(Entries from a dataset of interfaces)
============

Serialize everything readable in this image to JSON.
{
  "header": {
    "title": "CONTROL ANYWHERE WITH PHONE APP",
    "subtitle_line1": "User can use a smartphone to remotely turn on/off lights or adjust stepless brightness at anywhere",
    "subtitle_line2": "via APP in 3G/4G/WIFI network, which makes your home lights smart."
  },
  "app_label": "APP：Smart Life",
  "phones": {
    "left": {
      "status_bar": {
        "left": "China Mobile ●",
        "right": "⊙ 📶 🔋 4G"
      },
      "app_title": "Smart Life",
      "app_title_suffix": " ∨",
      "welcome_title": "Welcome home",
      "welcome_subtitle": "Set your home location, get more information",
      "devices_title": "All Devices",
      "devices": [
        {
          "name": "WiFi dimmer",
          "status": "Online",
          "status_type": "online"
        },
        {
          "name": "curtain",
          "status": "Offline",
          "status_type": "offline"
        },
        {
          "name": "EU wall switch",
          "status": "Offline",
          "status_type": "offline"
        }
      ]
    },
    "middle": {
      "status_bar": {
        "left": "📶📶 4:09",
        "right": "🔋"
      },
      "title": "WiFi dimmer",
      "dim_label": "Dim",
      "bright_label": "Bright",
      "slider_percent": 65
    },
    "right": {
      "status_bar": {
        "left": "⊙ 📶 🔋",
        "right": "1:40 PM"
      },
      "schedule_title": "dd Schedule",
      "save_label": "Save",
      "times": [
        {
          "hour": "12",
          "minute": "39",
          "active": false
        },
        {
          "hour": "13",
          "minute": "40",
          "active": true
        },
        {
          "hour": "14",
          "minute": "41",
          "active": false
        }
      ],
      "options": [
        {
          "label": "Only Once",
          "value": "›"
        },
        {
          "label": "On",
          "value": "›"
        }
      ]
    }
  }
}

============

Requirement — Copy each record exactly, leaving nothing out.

Problem solution —
Serialize everything readable in this image to JSON.
{
  "header": {
    "title": "CONTROL ANYWHERE WITH PHONE APP",
    "subtitle_line1": "User can use a smartphone to remotely turn on/off lights or adjust stepless brightness at anywhere",
    "subtitle_line2": "via APP in 3G/4G/WIFI network, which makes your home lights smart."
  },
  "app_label": "APP：Smart Life",
  "phones": {
    "left": {
      "status_bar": {
        "left": "China Mobile ●",
        "right": "⊙ 📶 🔋 4G"
      },
      "app_title": "Smart Life",
      "app_title_suffix": " ∨",
      "welcome_title": "Welcome home",
      "welcome_subtitle": "Set your home location, get more information",
      "devices_title": "All Devices",
      "devices": [
        {
          "name": "WiFi dimmer",
          "status": "Online",
          "status_type": "online"
        },
        {
          "name": "curtain",
          "status": "Offline",
          "status_type": "offline"
        },
        {
          "name": "EU wall switch",
          "status": "Offline",
          "status_type": "offline"
        }
      ]
    },
    "middle": {
      "status_bar": {
        "left": "📶📶 4:09",
        "right": "🔋"
      },
      "title": "WiFi dimmer",
      "dim_label": "Dim",
      "bright_label": "Bright",
      "slider_percent": 65
    },
    "right": {
      "status_bar": {
        "left": "⊙ 📶 🔋",
        "right": "1:40 PM"
      },
      "schedule_title": "dd Schedule",
      "save_label": "Save",
      "times": [
        {
          "hour": "12",
          "minute": "39",
          "active": false
        },
        {
          "hour": "13",
          "minute": "40",
          "active": true
        },
        {
          "hour": "14",
          "minute": "41",
          "active": false
        }
      ],
      "options": [
        {
          "label": "Only Once",
          "value": "›"
        },
        {
          "label": "On",
          "value": "›"
        }
      ]
    }
  }
}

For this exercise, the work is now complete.